Kitten who survives mysterious illness is in search of new home
PROVIDENCE, R.I. (WLNE) — A cat who survived a mysterious illness is in need of a new home.
Dollie, a six-month-old Munchkin kitten, is available for adoption at the MSPCA-Angell in Boston.
In November, Dollie was preparing for her first holiday season with her family when she suddenly became ill.
The shelter said her symptoms were originally “vague.” Dollie wasn’t acting normal, and she wasn’t playful like a typical kitten would be.
Suddenly, things took a turn for the worst.
Once her family noticed serious changes to Dollie’s skin and ears, they brought her to the Boston shelter.
“When Dollie came to us, her ears were sloughing, and they actually did fall off,” explained Mike Keiley, MSPCA-Angell director of adoption centers and programs. “Parts of her skin were necrotic – the skin was dying. It impacted her extremities, including her tail, legs, and most of her ear tissue. We had never seen anything like it.”
“Given the complexity of her case, we all knew that this could be a long process with an uncertain outcome,” Keiley said. “After they made the decision to surrender her to us, we did all we could to figure out what exactly was happening to this little cat, so we could save her life.”
A group of specialists came together to diagnose Dollie’s illness.
“When my team came to Boston to examine Dollie, I saw severe skin sloughing and necrosis, especially around areas with poor circulation like the extremities,” said Dr. Meagan Painter, a dermatology specialist at MSPCA-Angell West in Waltham.
“This is typical for a problem called , which is usually caused by a reaction to something in the body that leads to widespread inflammation,” Painter added.

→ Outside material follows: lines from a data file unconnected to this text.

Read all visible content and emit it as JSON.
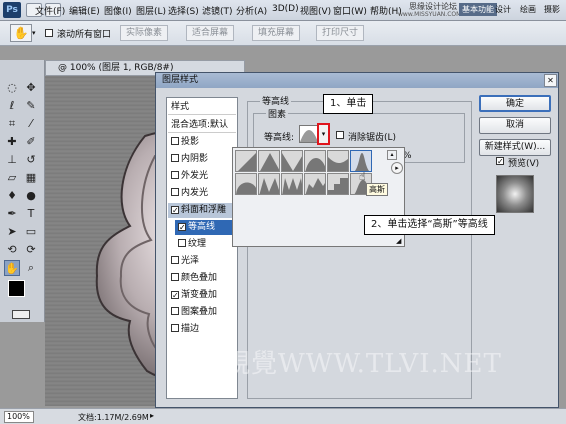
{
  "menubar": {
    "app_logo": "Ps",
    "items": [
      "文件(F)",
      "编辑(E)",
      "图像(I)",
      "图层(L)",
      "选择(S)",
      "滤镜(T)",
      "分析(A)",
      "3D(D)",
      "视图(V)",
      "窗口(W)",
      "帮助(H)"
    ],
    "site_title": "思缘设计论坛",
    "site_url": "www.MISSYUAN.COM",
    "workspace_tabs": [
      "基本功能",
      "设计",
      "绘画",
      "摄影"
    ],
    "workspace_more": "»"
  },
  "optbar": {
    "scroll_all_label": "滚动所有窗口",
    "buttons": [
      "实际像素",
      "适合屏幕",
      "填充屏幕",
      "打印尺寸"
    ]
  },
  "document": {
    "tab_label": "@ 100% (图层 1, RGB/8#)",
    "zoom": "100%",
    "doc_info": "文档:1.17M/2.69M"
  },
  "dialog": {
    "title": "图层样式",
    "styles_header": "样式",
    "blend_options": "混合选项:默认",
    "style_items": [
      {
        "label": "投影",
        "checked": false
      },
      {
        "label": "内阴影",
        "checked": false
      },
      {
        "label": "外发光",
        "checked": false
      },
      {
        "label": "内发光",
        "checked": false
      },
      {
        "label": "斜面和浮雕",
        "checked": true
      },
      {
        "label": "等高线",
        "checked": true
      },
      {
        "label": "纹理",
        "checked": false
      },
      {
        "label": "光泽",
        "checked": false
      },
      {
        "label": "颜色叠加",
        "checked": false
      },
      {
        "label": "渐变叠加",
        "checked": true
      },
      {
        "label": "图案叠加",
        "checked": false
      },
      {
        "label": "描边",
        "checked": false
      }
    ],
    "section_title": "等高线",
    "group_title": "图素",
    "contour_label": "等高线:",
    "antialias_label": "消除锯齿(L)",
    "range_suffix": "%",
    "buttons": {
      "ok": "确定",
      "cancel": "取消",
      "new_style": "新建样式(W)...",
      "preview": "预览(V)"
    },
    "preview_checked": true,
    "tooltip": "高斯"
  },
  "annotations": {
    "step1": "1、单击",
    "step2": "2、单击选择“高斯”等高线"
  },
  "watermark": "騰龍視覺WWW.TLVI.NET",
  "colors": {
    "accent_red": "#e0141c",
    "dialog_bg": "#d4d8de",
    "title_bar": "#93a9c6",
    "selected": "#2f68b4"
  }
}
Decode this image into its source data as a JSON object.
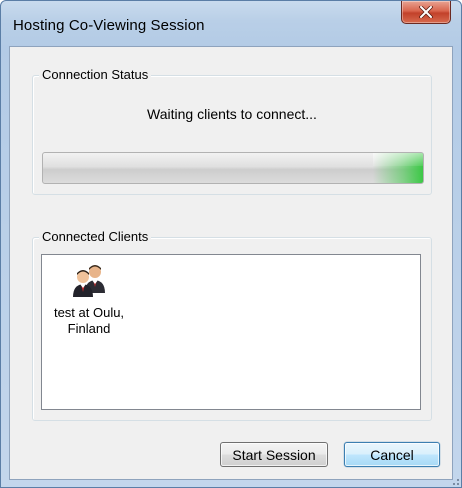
{
  "window": {
    "title": "Hosting Co-Viewing Session"
  },
  "connection_status": {
    "label": "Connection Status",
    "status_text": "Waiting clients to connect...",
    "progress_state": "marquee"
  },
  "connected_clients": {
    "label": "Connected Clients",
    "clients": [
      {
        "name": "test at Oulu,\nFinland",
        "icon": "user-group-icon"
      }
    ]
  },
  "buttons": {
    "start_session": "Start Session",
    "cancel": "Cancel"
  },
  "colors": {
    "progress_accent": "#3cc846",
    "close_button": "#c2412a",
    "default_button_border": "#3c7fb1"
  }
}
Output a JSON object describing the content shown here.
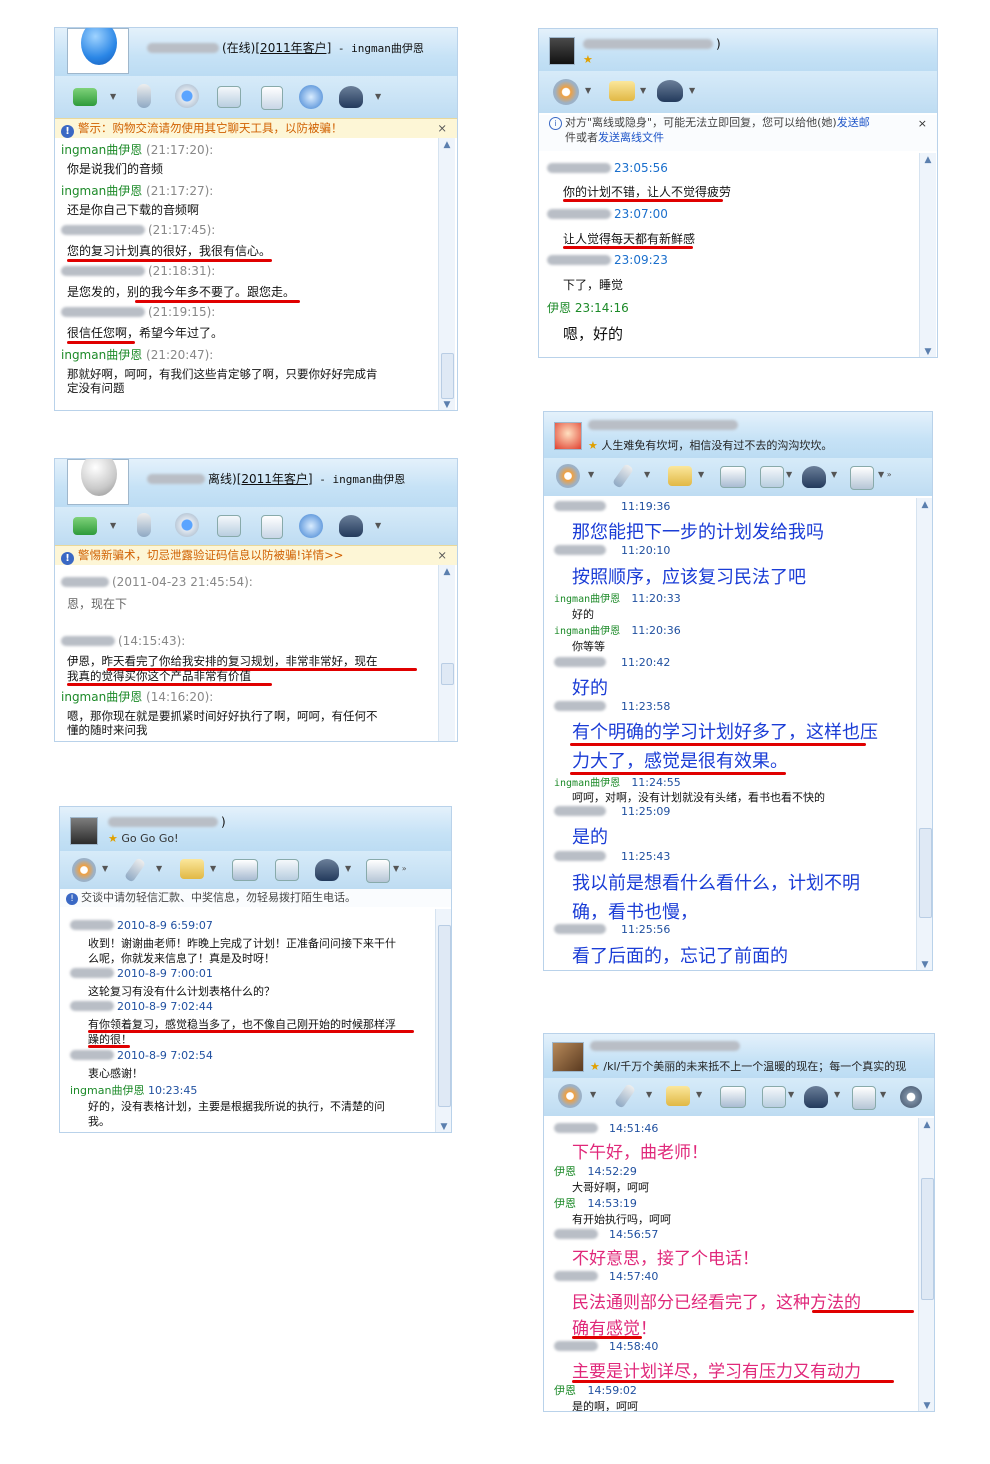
{
  "w1": {
    "title": "(在线)",
    "customer": "[2011年客户]",
    "agent": " - ingman曲伊恩",
    "warning": "警示：购物交流请勿使用其它聊天工具，以防被骗！",
    "close": "×",
    "messages": [
      {
        "name": "ingman曲伊恩",
        "time": "(21:17:20):",
        "text": "你是说我们的音频"
      },
      {
        "name": "ingman曲伊恩",
        "time": "(21:17:27):",
        "text": "还是你自己下载的音频啊"
      },
      {
        "name": "",
        "time": "(21:17:45):",
        "text": "您的复习计划真的很好，我很有信心。"
      },
      {
        "name": "",
        "time": "(21:18:31):",
        "text": "是您发的，别的我今年多不要了。跟您走。"
      },
      {
        "name": "",
        "time": "(21:19:15):",
        "text": "很信任您啊，希望今年过了。"
      },
      {
        "name": "ingman曲伊恩",
        "time": "(21:20:47):",
        "text": "那就好啊，呵呵，有我们这些肯定够了啊，只要你好好完成肯"
      },
      {
        "name": "",
        "time": "",
        "text": "定没有问题"
      }
    ]
  },
  "w2": {
    "title": "离线)",
    "customer": "[2011年客户]",
    "agent": " - ingman曲伊恩",
    "warning": "警惕新骗术，切忌泄露验证码信息以防被骗!详情>>",
    "close": "×",
    "messages": [
      {
        "name": "",
        "time": "(2011-04-23 21:45:54):",
        "text": "恩，现在下"
      },
      {
        "name": "",
        "time": "(14:15:43):",
        "text": "伊恩，昨天看完了你给我安排的复习规划，非常非常好，现在"
      },
      {
        "name": "",
        "time": "",
        "text": "我真的觉得买你这个产品非常有价值"
      },
      {
        "name": "ingman曲伊恩",
        "time": "(14:16:20):",
        "text": "嗯，那你现在就是要抓紧时间好好执行了啊，呵呵，有任何不"
      },
      {
        "name": "",
        "time": "",
        "text": "懂的随时来问我"
      }
    ]
  },
  "w3": {
    "signature": "Go Go Go!",
    "notice": "交谈中请勿轻信汇款、中奖信息，勿轻易拨打陌生电话。",
    "messages": [
      {
        "name": "",
        "time": "2010-8-9 6:59:07",
        "text": "收到！谢谢曲老师！昨晚上完成了计划！正准备问问接下来干什"
      },
      {
        "name": "",
        "time": "",
        "text": "么呢，你就发来信息了！真是及时呀！"
      },
      {
        "name": "",
        "time": "2010-8-9 7:00:01",
        "text": "这轮复习有没有什么计划表格什么的？"
      },
      {
        "name": "",
        "time": "2010-8-9 7:02:44",
        "text": "有你领着复习，感觉稳当多了，也不像自己刚开始的时候那样浮"
      },
      {
        "name": "",
        "time": "",
        "text": "躁的很！"
      },
      {
        "name": "",
        "time": "2010-8-9 7:02:54",
        "text": "衷心感谢！"
      },
      {
        "name": "ingman曲伊恩",
        "time": "10:23:45",
        "text": "好的，没有表格计划，主要是根据我所说的执行，不清楚的问"
      },
      {
        "name": "",
        "time": "",
        "text": "我。"
      }
    ]
  },
  "w4": {
    "title": ")",
    "notice_prefix": "对方\"离线或隐身\"，可能无法立即回复，您可以给他(她)",
    "notice_link1": "发送邮",
    "notice_mid": "件或者",
    "notice_link2": "发送离线文件",
    "close": "×",
    "messages": [
      {
        "name": "",
        "time": "23:05:56",
        "text": "你的计划不错，让人不觉得疲劳"
      },
      {
        "name": "",
        "time": "23:07:00",
        "text": "让人觉得每天都有新鲜感"
      },
      {
        "name": "",
        "time": "23:09:23",
        "text": "下了，睡觉"
      },
      {
        "name": "伊恩",
        "time": "23:14:16",
        "text": "嗯，好的"
      }
    ]
  },
  "w5": {
    "signature": "人生难免有坎坷，相信没有过不去的沟沟坎坎。",
    "messages": [
      {
        "name": "",
        "time": "11:19:36",
        "text": "那您能把下一步的计划发给我吗"
      },
      {
        "name": "",
        "time": "11:20:10",
        "text": "按照顺序，应该复习民法了吧"
      },
      {
        "name": "ingman曲伊恩",
        "time": "11:20:33",
        "text": "好的"
      },
      {
        "name": "ingman曲伊恩",
        "time": "11:20:36",
        "text": "你等等"
      },
      {
        "name": "",
        "time": "11:20:42",
        "text": "好的"
      },
      {
        "name": "",
        "time": "11:23:58",
        "text": "有个明确的学习计划好多了，这样也压"
      },
      {
        "name": "",
        "time": "",
        "text": "力大了，感觉是很有效果。"
      },
      {
        "name": "ingman曲伊恩",
        "time": "11:24:55",
        "text": "呵呵，对啊，没有计划就没有头绪，看书也看不快的"
      },
      {
        "name": "",
        "time": "11:25:09",
        "text": "是的"
      },
      {
        "name": "",
        "time": "11:25:43",
        "text": "我以前是想看什么看什么，计划不明"
      },
      {
        "name": "",
        "time": "",
        "text": "确，看书也慢，"
      },
      {
        "name": "",
        "time": "11:25:56",
        "text": "看了后面的，忘记了前面的"
      }
    ]
  },
  "w6": {
    "signature": "/kl/千万个美丽的未来抵不上一个温暖的现在；每一个真实的现",
    "messages": [
      {
        "name": "",
        "time": "14:51:46",
        "text": "下午好，曲老师！"
      },
      {
        "name": "伊恩",
        "time": "14:52:29",
        "text": "大哥好啊，呵呵"
      },
      {
        "name": "伊恩",
        "time": "14:53:19",
        "text": "有开始执行吗，呵呵"
      },
      {
        "name": "",
        "time": "14:56:57",
        "text": "不好意思，接了个电话！"
      },
      {
        "name": "",
        "time": "14:57:40",
        "text": "民法通则部分已经看完了，这种方法的"
      },
      {
        "name": "",
        "time": "",
        "text": "确有感觉！"
      },
      {
        "name": "",
        "time": "14:58:40",
        "text": "主要是计划详尽，学习有压力又有动力"
      },
      {
        "name": "伊恩",
        "time": "14:59:02",
        "text": "是的啊，呵呵"
      }
    ]
  },
  "colors": {
    "green": "#1c8a28",
    "blue": "#1a3cd6",
    "pink": "#e0287a",
    "underline": "#e00000"
  },
  "icons": [
    "transfer-icon",
    "mic-icon",
    "camera-icon",
    "add-icon",
    "image-icon",
    "browser-icon",
    "service-icon",
    "mail-icon",
    "app-icon",
    "settings-icon"
  ]
}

“In Dollie’s case, it was quite severe, and she is a lucky little cat to have found her way to us,” Painter said.
“We’ll probably never know what caused that reaction, but we diagnosed it in time to prevent progression and save two of her legs that were in danger,” Dr. Painter said. “We did have to amputate her tail and one leg, but we expect she’ll live a long, happy life, something that would not have been possible without extensive teamwork between the hospitals and the clinic.”
After being in the care of the MSPCA for nearly two months, Dollie is officially up for adoption.
“Dollie’s been with us for a while and it’s time for her to find the loving home that she so desperately deserves after this ordeal,” said Keiley.
Keiley added that they don’t think Dollie will need any specific ongoing care due to her condition.
Anyone interested in adopting Dollie may submit an inquiry at mspca.org/dollie.